**Listed entries**
• • •
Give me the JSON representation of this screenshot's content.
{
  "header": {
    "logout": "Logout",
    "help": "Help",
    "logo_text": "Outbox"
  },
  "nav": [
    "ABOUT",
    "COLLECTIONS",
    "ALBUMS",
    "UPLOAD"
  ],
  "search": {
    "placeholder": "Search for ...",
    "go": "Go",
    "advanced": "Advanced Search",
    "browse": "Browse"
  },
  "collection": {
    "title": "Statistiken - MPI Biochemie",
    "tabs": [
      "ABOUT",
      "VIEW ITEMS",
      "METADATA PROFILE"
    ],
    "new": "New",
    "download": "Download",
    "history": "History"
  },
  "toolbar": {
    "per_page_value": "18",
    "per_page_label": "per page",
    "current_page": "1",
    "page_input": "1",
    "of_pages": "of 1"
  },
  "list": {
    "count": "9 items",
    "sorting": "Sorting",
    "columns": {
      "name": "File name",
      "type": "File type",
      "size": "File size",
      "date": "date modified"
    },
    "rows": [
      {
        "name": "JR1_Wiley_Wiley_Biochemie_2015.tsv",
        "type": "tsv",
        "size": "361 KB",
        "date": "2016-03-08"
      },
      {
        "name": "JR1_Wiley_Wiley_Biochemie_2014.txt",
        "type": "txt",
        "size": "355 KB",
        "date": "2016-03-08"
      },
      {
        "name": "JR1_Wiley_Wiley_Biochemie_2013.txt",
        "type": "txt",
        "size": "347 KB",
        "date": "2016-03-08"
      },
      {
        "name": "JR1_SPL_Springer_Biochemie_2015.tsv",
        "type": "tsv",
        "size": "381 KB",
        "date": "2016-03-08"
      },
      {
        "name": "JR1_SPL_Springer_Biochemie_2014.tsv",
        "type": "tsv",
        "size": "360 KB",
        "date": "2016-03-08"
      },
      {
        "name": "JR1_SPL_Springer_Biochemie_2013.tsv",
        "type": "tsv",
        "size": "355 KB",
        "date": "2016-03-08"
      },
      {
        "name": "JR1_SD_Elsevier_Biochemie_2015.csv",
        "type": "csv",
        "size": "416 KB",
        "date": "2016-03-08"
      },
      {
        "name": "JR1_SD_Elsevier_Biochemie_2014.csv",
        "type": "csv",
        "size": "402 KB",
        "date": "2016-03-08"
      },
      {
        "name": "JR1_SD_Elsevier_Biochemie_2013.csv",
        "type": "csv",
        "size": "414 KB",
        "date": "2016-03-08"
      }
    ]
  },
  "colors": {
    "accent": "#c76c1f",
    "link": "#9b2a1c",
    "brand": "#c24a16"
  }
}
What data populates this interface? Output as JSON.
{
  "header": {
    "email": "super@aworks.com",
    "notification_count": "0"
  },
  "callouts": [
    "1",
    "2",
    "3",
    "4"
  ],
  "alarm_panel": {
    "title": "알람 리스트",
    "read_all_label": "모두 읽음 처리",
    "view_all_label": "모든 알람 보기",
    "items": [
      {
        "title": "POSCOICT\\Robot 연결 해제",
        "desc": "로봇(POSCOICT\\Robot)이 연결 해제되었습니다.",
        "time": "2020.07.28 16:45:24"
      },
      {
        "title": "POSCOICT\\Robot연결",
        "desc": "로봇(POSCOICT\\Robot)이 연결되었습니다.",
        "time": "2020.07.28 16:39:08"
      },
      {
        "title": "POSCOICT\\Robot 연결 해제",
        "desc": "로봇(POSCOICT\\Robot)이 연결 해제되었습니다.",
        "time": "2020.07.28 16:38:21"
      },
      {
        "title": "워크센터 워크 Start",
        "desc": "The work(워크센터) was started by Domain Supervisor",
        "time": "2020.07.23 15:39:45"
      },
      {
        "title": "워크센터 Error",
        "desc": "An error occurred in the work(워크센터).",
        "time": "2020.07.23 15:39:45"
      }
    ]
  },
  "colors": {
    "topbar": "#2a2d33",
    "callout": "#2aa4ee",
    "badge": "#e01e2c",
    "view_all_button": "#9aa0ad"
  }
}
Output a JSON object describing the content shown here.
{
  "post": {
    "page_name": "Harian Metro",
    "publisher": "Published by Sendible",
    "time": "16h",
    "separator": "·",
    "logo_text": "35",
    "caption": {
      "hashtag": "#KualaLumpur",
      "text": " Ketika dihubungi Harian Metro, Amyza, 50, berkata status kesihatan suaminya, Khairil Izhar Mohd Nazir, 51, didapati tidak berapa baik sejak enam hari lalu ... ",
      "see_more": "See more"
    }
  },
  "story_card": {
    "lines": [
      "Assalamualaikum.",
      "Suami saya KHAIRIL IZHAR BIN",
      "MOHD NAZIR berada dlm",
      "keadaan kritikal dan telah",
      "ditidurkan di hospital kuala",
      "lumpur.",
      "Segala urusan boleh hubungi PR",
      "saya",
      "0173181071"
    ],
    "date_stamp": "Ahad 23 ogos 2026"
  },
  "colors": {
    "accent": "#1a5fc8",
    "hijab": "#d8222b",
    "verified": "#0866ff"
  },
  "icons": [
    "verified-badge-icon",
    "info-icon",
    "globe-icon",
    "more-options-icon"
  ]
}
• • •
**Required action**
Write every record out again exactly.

**Your solution**
Give me the JSON representation of this screenshot's content.
{
  "header": {
    "logout": "Logout",
    "help": "Help",
    "logo_text": "Outbox"
  },
  "nav": [
    "ABOUT",
    "COLLECTIONS",
    "ALBUMS",
    "UPLOAD"
  ],
  "search": {
    "placeholder": "Search for ...",
    "go": "Go",
    "advanced": "Advanced Search",
    "browse": "Browse"
  },
  "collection": {
    "title": "Statistiken - MPI Biochemie",
    "tabs": [
      "ABOUT",
      "VIEW ITEMS",
      "METADATA PROFILE"
    ],
    "new": "New",
    "download": "Download",
    "history": "History"
  },
  "toolbar": {
    "per_page_value": "18",
    "per_page_label": "per page",
    "current_page": "1",
    "page_input": "1",
    "of_pages": "of 1"
  },
  "list": {
    "count": "9 items",
    "sorting": "Sorting",
    "columns": {
      "name": "File name",
      "type": "File type",
      "size": "File size",
      "date": "date modified"
    },
    "rows": [
      {
        "name": "JR1_Wiley_Wiley_Biochemie_2015.tsv",
        "type": "tsv",
        "size": "361 KB",
        "date": "2016-03-08"
      },
      {
        "name": "JR1_Wiley_Wiley_Biochemie_2014.txt",
        "type": "txt",
        "size": "355 KB",
        "date": "2016-03-08"
      },
      {
        "name": "JR1_Wiley_Wiley_Biochemie_2013.txt",
        "type": "txt",
        "size": "347 KB",
        "date": "2016-03-08"
      },
      {
        "name": "JR1_SPL_Springer_Biochemie_2015.tsv",
        "type": "tsv",
        "size": "381 KB",
        "date": "2016-03-08"
      },
      {
        "name": "JR1_SPL_Springer_Biochemie_2014.tsv",
        "type": "tsv",
        "size": "360 KB",
        "date": "2016-03-08"
      },
      {
        "name": "JR1_SPL_Springer_Biochemie_2013.tsv",
        "type": "tsv",
        "size": "355 KB",
        "date": "2016-03-08"
      },
      {
        "name": "JR1_SD_Elsevier_Biochemie_2015.csv",
        "type": "csv",
        "size": "416 KB",
        "date": "2016-03-08"
      },
      {
        "name": "JR1_SD_Elsevier_Biochemie_2014.csv",
        "type": "csv",
        "size": "402 KB",
        "date": "2016-03-08"
      },
      {
        "name": "JR1_SD_Elsevier_Biochemie_2013.csv",
        "type": "csv",
        "size": "414 KB",
        "date": "2016-03-08"
      }
    ]
  },
  "colors": {
    "accent": "#c76c1f",
    "link": "#9b2a1c",
    "brand": "#c24a16"
  }
}
What data populates this interface? Output as JSON.
{
  "header": {
    "email": "super@aworks.com",
    "notification_count": "0"
  },
  "callouts": [
    "1",
    "2",
    "3",
    "4"
  ],
  "alarm_panel": {
    "title": "알람 리스트",
    "read_all_label": "모두 읽음 처리",
    "view_all_label": "모든 알람 보기",
    "items": [
      {
        "title": "POSCOICT\\Robot 연결 해제",
        "desc": "로봇(POSCOICT\\Robot)이 연결 해제되었습니다.",
        "time": "2020.07.28 16:45:24"
      },
      {
        "title": "POSCOICT\\Robot연결",
        "desc": "로봇(POSCOICT\\Robot)이 연결되었습니다.",
        "time": "2020.07.28 16:39:08"
      },
      {
        "title": "POSCOICT\\Robot 연결 해제",
        "desc": "로봇(POSCOICT\\Robot)이 연결 해제되었습니다.",
        "time": "2020.07.28 16:38:21"
      },
      {
        "title": "워크센터 워크 Start",
        "desc": "The work(워크센터) was started by Domain Supervisor",
        "time": "2020.07.23 15:39:45"
      },
      {
        "title": "워크센터 Error",
        "desc": "An error occurred in the work(워크센터).",
        "time": "2020.07.23 15:39:45"
      }
    ]
  },
  "colors": {
    "topbar": "#2a2d33",
    "callout": "#2aa4ee",
    "badge": "#e01e2c",
    "view_all_button": "#9aa0ad"
  }
}
Output a JSON object describing the content shown here.
{
  "post": {
    "page_name": "Harian Metro",
    "publisher": "Published by Sendible",
    "time": "16h",
    "separator": "·",
    "logo_text": "35",
    "caption": {
      "hashtag": "#KualaLumpur",
      "text": " Ketika dihubungi Harian Metro, Amyza, 50, berkata status kesihatan suaminya, Khairil Izhar Mohd Nazir, 51, didapati tidak berapa baik sejak enam hari lalu ... ",
      "see_more": "See more"
    }
  },
  "story_card": {
    "lines": [
      "Assalamualaikum.",
      "Suami saya KHAIRIL IZHAR BIN",
      "MOHD NAZIR berada dlm",
      "keadaan kritikal dan telah",
      "ditidurkan di hospital kuala",
      "lumpur.",
      "Segala urusan boleh hubungi PR",
      "saya",
      "0173181071"
    ],
    "date_stamp": "Ahad 23 ogos 2026"
  },
  "colors": {
    "accent": "#1a5fc8",
    "hijab": "#d8222b",
    "verified": "#0866ff"
  },
  "icons": [
    "verified-badge-icon",
    "info-icon",
    "globe-icon",
    "more-options-icon"
  ]
}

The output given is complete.